WORK ITEM:
A verbatim copy of each record is required.

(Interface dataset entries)

☆ ☆ ☆ ☆ ☆ ☆ ☆

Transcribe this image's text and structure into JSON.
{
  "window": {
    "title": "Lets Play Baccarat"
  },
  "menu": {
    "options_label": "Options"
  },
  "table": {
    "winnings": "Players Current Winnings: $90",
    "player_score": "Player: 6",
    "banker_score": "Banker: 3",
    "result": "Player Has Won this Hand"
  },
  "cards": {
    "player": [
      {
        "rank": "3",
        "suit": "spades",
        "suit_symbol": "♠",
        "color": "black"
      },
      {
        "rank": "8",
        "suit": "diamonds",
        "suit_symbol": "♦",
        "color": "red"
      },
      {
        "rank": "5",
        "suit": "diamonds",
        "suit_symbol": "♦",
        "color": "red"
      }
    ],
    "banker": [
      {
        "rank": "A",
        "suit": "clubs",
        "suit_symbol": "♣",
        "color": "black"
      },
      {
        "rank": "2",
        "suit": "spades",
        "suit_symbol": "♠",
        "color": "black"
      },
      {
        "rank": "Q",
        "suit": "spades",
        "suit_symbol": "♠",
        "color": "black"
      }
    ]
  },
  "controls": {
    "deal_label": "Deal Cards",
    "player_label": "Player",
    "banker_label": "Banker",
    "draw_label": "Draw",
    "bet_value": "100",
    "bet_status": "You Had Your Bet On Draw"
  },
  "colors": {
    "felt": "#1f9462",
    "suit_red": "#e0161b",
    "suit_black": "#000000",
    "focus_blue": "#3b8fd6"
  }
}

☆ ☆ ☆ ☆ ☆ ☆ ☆

OUTPUT BELOW:
Transcribe this image's text and structure into JSON.
{
  "window": {
    "title": "Lets Play Baccarat"
  },
  "menu": {
    "options_label": "Options"
  },
  "table": {
    "winnings": "Players Current Winnings: $90",
    "player_score": "Player: 6",
    "banker_score": "Banker: 3",
    "result": "Player Has Won this Hand"
  },
  "cards": {
    "player": [
      {
        "rank": "3",
        "suit": "spades",
        "suit_symbol": "♠",
        "color": "black"
      },
      {
        "rank": "8",
        "suit": "diamonds",
        "suit_symbol": "♦",
        "color": "red"
      },
      {
        "rank": "5",
        "suit": "diamonds",
        "suit_symbol": "♦",
        "color": "red"
      }
    ],
    "banker": [
      {
        "rank": "A",
        "suit": "clubs",
        "suit_symbol": "♣",
        "color": "black"
      },
      {
        "rank": "2",
        "suit": "spades",
        "suit_symbol": "♠",
        "color": "black"
      },
      {
        "rank": "Q",
        "suit": "spades",
        "suit_symbol": "♠",
        "color": "black"
      }
    ]
  },
  "controls": {
    "deal_label": "Deal Cards",
    "player_label": "Player",
    "banker_label": "Banker",
    "draw_label": "Draw",
    "bet_value": "100",
    "bet_status": "You Had Your Bet On Draw"
  },
  "colors": {
    "felt": "#1f9462",
    "suit_red": "#e0161b",
    "suit_black": "#000000",
    "focus_blue": "#3b8fd6"
  }
}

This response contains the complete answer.